Myth: Birth control pills cause breast cancer.
The effect of oral contraceptives pills (OCPs) on breast cancer is an area of controversy, but probably not associated with a significant risk of breast cancer. While one large analysis in 1996 from the Collaborative Group on Hormonal Factors in Breast Cancer demonstrated a slight elevation of developing breast cancer after the use of OCPs, the Women’s Contraceptive and Reproductive Experiences study published in 2002 in the New England Journal of Medicine did not show any increase in risk in breast cancer in those women who have used oral contraceptives.
Young women with BRCA1 or BRCA 2 mutations, or who have a strong family history of breast cancer who have used oral contraceptives may have an increased risk of breast cancer. This may or may not actually be caused by the oral contraceptive given these patients high lifetime risk of breast cancer.
I would recommend talking to your gynecologist to further discuss your particular situation.
Myth: Drinking from a plastic water bottle causes cancer.
There is no evidence that plastic bottled water causes breast cancer. This is purely a theoretical concern, as BPA (the plastic material in bottles) is a synthetic estrogen and breast cancer can be stimulated by estrogen. However, there has never been any study that has conclusively shown a risk.
Myth: There is nothing you can do to reduce the risk of getting breast cancer.
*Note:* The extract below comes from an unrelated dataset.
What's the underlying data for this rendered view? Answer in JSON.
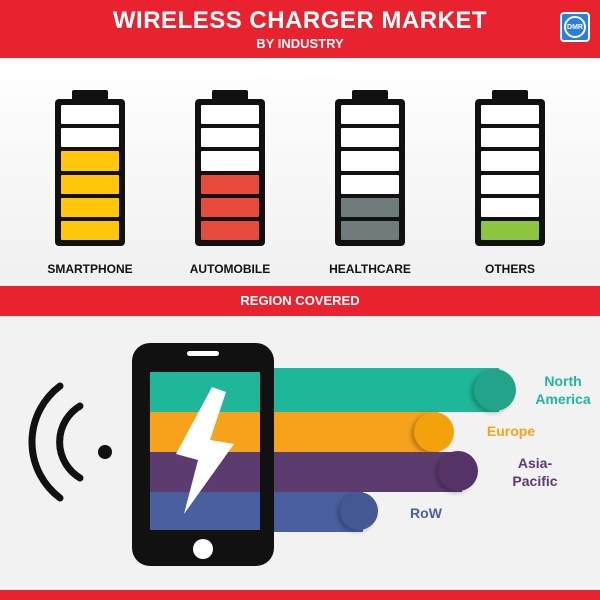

If it is going to happen, it will happen.
A woman’s chance of being diagnosed with breast cancer is about 1 in 8 by the time she reaches 85. While there are some known causes of breast cancer (such as known genetics mutations, prior chest radiation for Hodgkin’s disease), the majority of breast cancers are sporadic without a known cause.
There is a lot that average risk women can do to lower their risk of breast cancer, including losing weight if they are obese, getting regular exercise, lowering alcohol consumption and having regular clinical breast examinations and annual mammograms. Smoking cessation is also a good strategy (and also reduces your chance of lung cancer).
There is active research on prevention strategies, and for some women at extremely high risk, there is data on anti-estrogen drugs such as raloxifene or tamoxifen that show a preventive benefit. For very high risk women, the option of prophylactic mastectomy can reduce their risk by 90%.
If you feel you may be at high risk, I would recommend talking with an expert who can evaluate your situation and discuss your options.
Read more about risk factors here.